The whole listing should be written out again exactly.

#### Available data

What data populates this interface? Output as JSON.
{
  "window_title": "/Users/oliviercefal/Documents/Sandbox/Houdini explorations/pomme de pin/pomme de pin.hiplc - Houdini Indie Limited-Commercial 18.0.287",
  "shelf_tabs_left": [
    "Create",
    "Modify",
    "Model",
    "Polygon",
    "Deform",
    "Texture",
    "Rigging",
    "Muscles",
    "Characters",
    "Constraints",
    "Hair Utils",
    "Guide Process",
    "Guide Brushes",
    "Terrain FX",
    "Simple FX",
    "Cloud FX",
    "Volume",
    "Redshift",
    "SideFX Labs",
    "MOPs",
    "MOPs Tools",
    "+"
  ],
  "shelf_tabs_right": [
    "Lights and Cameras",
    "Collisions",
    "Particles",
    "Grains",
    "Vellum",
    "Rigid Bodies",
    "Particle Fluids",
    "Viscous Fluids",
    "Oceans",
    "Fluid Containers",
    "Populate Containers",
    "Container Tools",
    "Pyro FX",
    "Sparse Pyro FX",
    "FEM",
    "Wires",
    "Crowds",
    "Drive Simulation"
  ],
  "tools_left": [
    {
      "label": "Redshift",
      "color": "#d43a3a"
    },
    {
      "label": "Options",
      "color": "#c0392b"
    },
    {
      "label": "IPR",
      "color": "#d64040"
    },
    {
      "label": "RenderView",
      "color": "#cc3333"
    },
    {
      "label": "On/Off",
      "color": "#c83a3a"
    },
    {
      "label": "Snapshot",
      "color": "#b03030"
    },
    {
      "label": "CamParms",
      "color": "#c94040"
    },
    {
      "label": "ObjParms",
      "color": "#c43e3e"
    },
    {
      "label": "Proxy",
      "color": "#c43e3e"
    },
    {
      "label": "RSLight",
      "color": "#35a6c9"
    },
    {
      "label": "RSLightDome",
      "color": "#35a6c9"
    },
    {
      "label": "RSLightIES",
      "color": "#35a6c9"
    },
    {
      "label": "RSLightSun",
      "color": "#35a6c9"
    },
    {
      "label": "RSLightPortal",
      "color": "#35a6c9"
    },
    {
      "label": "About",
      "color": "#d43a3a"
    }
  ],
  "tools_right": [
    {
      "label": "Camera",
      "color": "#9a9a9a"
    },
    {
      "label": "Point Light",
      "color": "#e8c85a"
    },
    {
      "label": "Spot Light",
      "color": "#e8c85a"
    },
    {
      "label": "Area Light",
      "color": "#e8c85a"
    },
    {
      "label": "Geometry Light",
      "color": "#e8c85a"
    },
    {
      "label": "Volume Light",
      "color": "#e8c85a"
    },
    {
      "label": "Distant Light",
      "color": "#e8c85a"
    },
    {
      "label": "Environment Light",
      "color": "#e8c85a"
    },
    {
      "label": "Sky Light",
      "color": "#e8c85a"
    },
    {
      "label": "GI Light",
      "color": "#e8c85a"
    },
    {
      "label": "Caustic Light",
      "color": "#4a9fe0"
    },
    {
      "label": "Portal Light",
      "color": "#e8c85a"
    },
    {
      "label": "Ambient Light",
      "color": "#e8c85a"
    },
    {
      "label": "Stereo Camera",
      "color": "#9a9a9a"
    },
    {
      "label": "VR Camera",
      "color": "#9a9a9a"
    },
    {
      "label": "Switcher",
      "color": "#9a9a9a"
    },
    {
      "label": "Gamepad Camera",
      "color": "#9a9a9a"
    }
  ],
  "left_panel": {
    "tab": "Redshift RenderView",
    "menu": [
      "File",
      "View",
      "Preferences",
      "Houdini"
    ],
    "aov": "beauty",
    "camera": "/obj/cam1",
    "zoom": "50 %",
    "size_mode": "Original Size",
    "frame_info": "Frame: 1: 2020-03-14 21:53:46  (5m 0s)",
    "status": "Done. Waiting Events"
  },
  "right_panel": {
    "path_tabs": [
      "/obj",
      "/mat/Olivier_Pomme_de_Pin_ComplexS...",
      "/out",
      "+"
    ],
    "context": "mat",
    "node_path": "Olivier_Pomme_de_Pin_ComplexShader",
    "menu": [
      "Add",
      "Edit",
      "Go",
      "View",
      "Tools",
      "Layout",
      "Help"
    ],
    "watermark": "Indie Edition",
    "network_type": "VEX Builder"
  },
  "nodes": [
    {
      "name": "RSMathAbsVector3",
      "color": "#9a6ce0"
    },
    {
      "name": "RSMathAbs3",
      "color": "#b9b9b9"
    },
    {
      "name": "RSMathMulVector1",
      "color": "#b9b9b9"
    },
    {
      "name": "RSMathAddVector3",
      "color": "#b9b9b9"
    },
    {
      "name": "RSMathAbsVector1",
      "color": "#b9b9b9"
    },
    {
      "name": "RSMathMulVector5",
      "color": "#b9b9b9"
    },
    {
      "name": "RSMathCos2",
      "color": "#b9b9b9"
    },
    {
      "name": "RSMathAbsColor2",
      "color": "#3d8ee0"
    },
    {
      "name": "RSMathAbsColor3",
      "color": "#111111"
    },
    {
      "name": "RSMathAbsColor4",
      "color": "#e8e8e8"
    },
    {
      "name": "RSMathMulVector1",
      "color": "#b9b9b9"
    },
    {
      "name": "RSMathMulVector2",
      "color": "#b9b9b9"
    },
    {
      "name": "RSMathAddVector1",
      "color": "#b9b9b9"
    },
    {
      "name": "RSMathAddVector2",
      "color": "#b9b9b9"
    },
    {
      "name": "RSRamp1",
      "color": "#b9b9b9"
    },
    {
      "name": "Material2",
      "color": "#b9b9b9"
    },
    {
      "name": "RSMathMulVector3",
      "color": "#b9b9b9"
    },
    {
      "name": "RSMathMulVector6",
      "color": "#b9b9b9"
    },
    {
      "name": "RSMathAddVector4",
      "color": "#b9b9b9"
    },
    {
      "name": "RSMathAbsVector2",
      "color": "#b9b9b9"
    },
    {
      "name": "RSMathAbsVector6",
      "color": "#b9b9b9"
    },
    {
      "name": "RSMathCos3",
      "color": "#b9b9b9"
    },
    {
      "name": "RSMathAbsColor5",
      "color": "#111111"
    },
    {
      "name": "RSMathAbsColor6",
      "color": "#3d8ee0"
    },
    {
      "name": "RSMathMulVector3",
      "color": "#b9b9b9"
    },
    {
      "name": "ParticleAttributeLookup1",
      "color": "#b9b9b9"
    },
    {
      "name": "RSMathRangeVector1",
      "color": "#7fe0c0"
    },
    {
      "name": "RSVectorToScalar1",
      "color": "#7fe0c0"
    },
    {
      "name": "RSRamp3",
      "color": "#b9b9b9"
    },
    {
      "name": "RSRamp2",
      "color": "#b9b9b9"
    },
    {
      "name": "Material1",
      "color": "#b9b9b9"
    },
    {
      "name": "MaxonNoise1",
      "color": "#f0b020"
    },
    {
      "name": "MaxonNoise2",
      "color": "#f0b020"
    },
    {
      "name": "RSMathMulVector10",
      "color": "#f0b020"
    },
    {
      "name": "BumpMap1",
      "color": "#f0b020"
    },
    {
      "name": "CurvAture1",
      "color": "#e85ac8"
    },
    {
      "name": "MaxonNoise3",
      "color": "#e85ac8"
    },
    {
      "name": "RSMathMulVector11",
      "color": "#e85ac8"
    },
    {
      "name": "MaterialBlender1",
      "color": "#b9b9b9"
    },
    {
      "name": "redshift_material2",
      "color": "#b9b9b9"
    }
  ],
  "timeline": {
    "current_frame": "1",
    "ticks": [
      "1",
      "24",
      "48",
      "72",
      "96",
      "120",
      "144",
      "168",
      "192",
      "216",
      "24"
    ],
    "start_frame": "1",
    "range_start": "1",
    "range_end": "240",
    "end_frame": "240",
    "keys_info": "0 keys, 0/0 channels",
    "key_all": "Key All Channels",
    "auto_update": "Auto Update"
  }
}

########

* **Result of this exercise**
What data populates this interface? Output as JSON.
{
  "window_title": "/Users/oliviercefal/Documents/Sandbox/Houdini explorations/pomme de pin/pomme de pin.hiplc - Houdini Indie Limited-Commercial 18.0.287",
  "shelf_tabs_left": [
    "Create",
    "Modify",
    "Model",
    "Polygon",
    "Deform",
    "Texture",
    "Rigging",
    "Muscles",
    "Characters",
    "Constraints",
    "Hair Utils",
    "Guide Process",
    "Guide Brushes",
    "Terrain FX",
    "Simple FX",
    "Cloud FX",
    "Volume",
    "Redshift",
    "SideFX Labs",
    "MOPs",
    "MOPs Tools",
    "+"
  ],
  "shelf_tabs_right": [
    "Lights and Cameras",
    "Collisions",
    "Particles",
    "Grains",
    "Vellum",
    "Rigid Bodies",
    "Particle Fluids",
    "Viscous Fluids",
    "Oceans",
    "Fluid Containers",
    "Populate Containers",
    "Container Tools",
    "Pyro FX",
    "Sparse Pyro FX",
    "FEM",
    "Wires",
    "Crowds",
    "Drive Simulation"
  ],
  "tools_left": [
    {
      "label": "Redshift",
      "color": "#d43a3a"
    },
    {
      "label": "Options",
      "color": "#c0392b"
    },
    {
      "label": "IPR",
      "color": "#d64040"
    },
    {
      "label": "RenderView",
      "color": "#cc3333"
    },
    {
      "label": "On/Off",
      "color": "#c83a3a"
    },
    {
      "label": "Snapshot",
      "color": "#b03030"
    },
    {
      "label": "CamParms",
      "color": "#c94040"
    },
    {
      "label": "ObjParms",
      "color": "#c43e3e"
    },
    {
      "label": "Proxy",
      "color": "#c43e3e"
    },
    {
      "label": "RSLight",
      "color": "#35a6c9"
    },
    {
      "label": "RSLightDome",
      "color": "#35a6c9"
    },
    {
      "label": "RSLightIES",
      "color": "#35a6c9"
    },
    {
      "label": "RSLightSun",
      "color": "#35a6c9"
    },
    {
      "label": "RSLightPortal",
      "color": "#35a6c9"
    },
    {
      "label": "About",
      "color": "#d43a3a"
    }
  ],
  "tools_right": [
    {
      "label": "Camera",
      "color": "#9a9a9a"
    },
    {
      "label": "Point Light",
      "color": "#e8c85a"
    },
    {
      "label": "Spot Light",
      "color": "#e8c85a"
    },
    {
      "label": "Area Light",
      "color": "#e8c85a"
    },
    {
      "label": "Geometry Light",
      "color": "#e8c85a"
    },
    {
      "label": "Volume Light",
      "color": "#e8c85a"
    },
    {
      "label": "Distant Light",
      "color": "#e8c85a"
    },
    {
      "label": "Environment Light",
      "color": "#e8c85a"
    },
    {
      "label": "Sky Light",
      "color": "#e8c85a"
    },
    {
      "label": "GI Light",
      "color": "#e8c85a"
    },
    {
      "label": "Caustic Light",
      "color": "#4a9fe0"
    },
    {
      "label": "Portal Light",
      "color": "#e8c85a"
    },
    {
      "label": "Ambient Light",
      "color": "#e8c85a"
    },
    {
      "label": "Stereo Camera",
      "color": "#9a9a9a"
    },
    {
      "label": "VR Camera",
      "color": "#9a9a9a"
    },
    {
      "label": "Switcher",
      "color": "#9a9a9a"
    },
    {
      "label": "Gamepad Camera",
      "color": "#9a9a9a"
    }
  ],
  "left_panel": {
    "tab": "Redshift RenderView",
    "menu": [
      "File",
      "View",
      "Preferences",
      "Houdini"
    ],
    "aov": "beauty",
    "camera": "/obj/cam1",
    "zoom": "50 %",
    "size_mode": "Original Size",
    "frame_info": "Frame: 1: 2020-03-14 21:53:46  (5m 0s)",
    "status": "Done. Waiting Events"
  },
  "right_panel": {
    "path_tabs": [
      "/obj",
      "/mat/Olivier_Pomme_de_Pin_ComplexS...",
      "/out",
      "+"
    ],
    "context": "mat",
    "node_path": "Olivier_Pomme_de_Pin_ComplexShader",
    "menu": [
      "Add",
      "Edit",
      "Go",
      "View",
      "Tools",
      "Layout",
      "Help"
    ],
    "watermark": "Indie Edition",
    "network_type": "VEX Builder"
  },
  "nodes": [
    {
      "name": "RSMathAbsVector3",
      "color": "#9a6ce0"
    },
    {
      "name": "RSMathAbs3",
      "color": "#b9b9b9"
    },
    {
      "name": "RSMathMulVector1",
      "color": "#b9b9b9"
    },
    {
      "name": "RSMathAddVector3",
      "color": "#b9b9b9"
    },
    {
      "name": "RSMathAbsVector1",
      "color": "#b9b9b9"
    },
    {
      "name": "RSMathMulVector5",
      "color": "#b9b9b9"
    },
    {
      "name": "RSMathCos2",
      "color": "#b9b9b9"
    },
    {
      "name": "RSMathAbsColor2",
      "color": "#3d8ee0"
    },
    {
      "name": "RSMathAbsColor3",
      "color": "#111111"
    },
    {
      "name": "RSMathAbsColor4",
      "color": "#e8e8e8"
    },
    {
      "name": "RSMathMulVector1",
      "color": "#b9b9b9"
    },
    {
      "name": "RSMathMulVector2",
      "color": "#b9b9b9"
    },
    {
      "name": "RSMathAddVector1",
      "color": "#b9b9b9"
    },
    {
      "name": "RSMathAddVector2",
      "color": "#b9b9b9"
    },
    {
      "name": "RSRamp1",
      "color": "#b9b9b9"
    },
    {
      "name": "Material2",
      "color": "#b9b9b9"
    },
    {
      "name": "RSMathMulVector3",
      "color": "#b9b9b9"
    },
    {
      "name": "RSMathMulVector6",
      "color": "#b9b9b9"
    },
    {
      "name": "RSMathAddVector4",
      "color": "#b9b9b9"
    },
    {
      "name": "RSMathAbsVector2",
      "color": "#b9b9b9"
    },
    {
      "name": "RSMathAbsVector6",
      "color": "#b9b9b9"
    },
    {
      "name": "RSMathCos3",
      "color": "#b9b9b9"
    },
    {
      "name": "RSMathAbsColor5",
      "color": "#111111"
    },
    {
      "name": "RSMathAbsColor6",
      "color": "#3d8ee0"
    },
    {
      "name": "RSMathMulVector3",
      "color": "#b9b9b9"
    },
    {
      "name": "ParticleAttributeLookup1",
      "color": "#b9b9b9"
    },
    {
      "name": "RSMathRangeVector1",
      "color": "#7fe0c0"
    },
    {
      "name": "RSVectorToScalar1",
      "color": "#7fe0c0"
    },
    {
      "name": "RSRamp3",
      "color": "#b9b9b9"
    },
    {
      "name": "RSRamp2",
      "color": "#b9b9b9"
    },
    {
      "name": "Material1",
      "color": "#b9b9b9"
    },
    {
      "name": "MaxonNoise1",
      "color": "#f0b020"
    },
    {
      "name": "MaxonNoise2",
      "color": "#f0b020"
    },
    {
      "name": "RSMathMulVector10",
      "color": "#f0b020"
    },
    {
      "name": "BumpMap1",
      "color": "#f0b020"
    },
    {
      "name": "CurvAture1",
      "color": "#e85ac8"
    },
    {
      "name": "MaxonNoise3",
      "color": "#e85ac8"
    },
    {
      "name": "RSMathMulVector11",
      "color": "#e85ac8"
    },
    {
      "name": "MaterialBlender1",
      "color": "#b9b9b9"
    },
    {
      "name": "redshift_material2",
      "color": "#b9b9b9"
    }
  ],
  "timeline": {
    "current_frame": "1",
    "ticks": [
      "1",
      "24",
      "48",
      "72",
      "96",
      "120",
      "144",
      "168",
      "192",
      "216",
      "24"
    ],
    "start_frame": "1",
    "range_start": "1",
    "range_end": "240",
    "end_frame": "240",
    "keys_info": "0 keys, 0/0 channels",
    "key_all": "Key All Channels",
    "auto_update": "Auto Update"
  }
}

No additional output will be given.